# [Task description]
Whenever a line below includes the string "Cookies", show it.

[Data records for software interfaces]
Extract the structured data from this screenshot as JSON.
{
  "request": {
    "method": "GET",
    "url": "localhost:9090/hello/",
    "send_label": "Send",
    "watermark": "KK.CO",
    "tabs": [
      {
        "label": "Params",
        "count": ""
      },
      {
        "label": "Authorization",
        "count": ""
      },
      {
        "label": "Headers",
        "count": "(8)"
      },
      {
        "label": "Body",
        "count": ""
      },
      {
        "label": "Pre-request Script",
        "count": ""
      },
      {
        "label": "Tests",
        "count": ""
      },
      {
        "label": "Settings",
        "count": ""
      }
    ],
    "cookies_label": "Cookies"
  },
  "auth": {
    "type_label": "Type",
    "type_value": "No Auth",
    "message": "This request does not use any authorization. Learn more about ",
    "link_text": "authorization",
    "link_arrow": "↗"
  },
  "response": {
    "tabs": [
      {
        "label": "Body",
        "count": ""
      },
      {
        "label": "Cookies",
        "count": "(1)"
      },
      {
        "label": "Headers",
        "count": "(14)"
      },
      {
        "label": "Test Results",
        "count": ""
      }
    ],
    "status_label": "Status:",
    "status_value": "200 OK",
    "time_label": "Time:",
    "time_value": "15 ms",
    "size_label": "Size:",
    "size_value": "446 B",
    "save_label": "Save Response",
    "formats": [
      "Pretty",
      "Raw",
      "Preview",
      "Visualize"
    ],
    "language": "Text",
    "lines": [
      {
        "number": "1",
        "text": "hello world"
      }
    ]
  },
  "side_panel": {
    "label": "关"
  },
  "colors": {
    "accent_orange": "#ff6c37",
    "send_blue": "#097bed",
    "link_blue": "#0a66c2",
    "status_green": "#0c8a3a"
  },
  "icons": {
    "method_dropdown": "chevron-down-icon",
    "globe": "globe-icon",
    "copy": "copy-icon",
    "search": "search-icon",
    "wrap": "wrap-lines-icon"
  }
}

# [Result of this task]
    "cookies_label": "Cookies"
        "label": "Cookies",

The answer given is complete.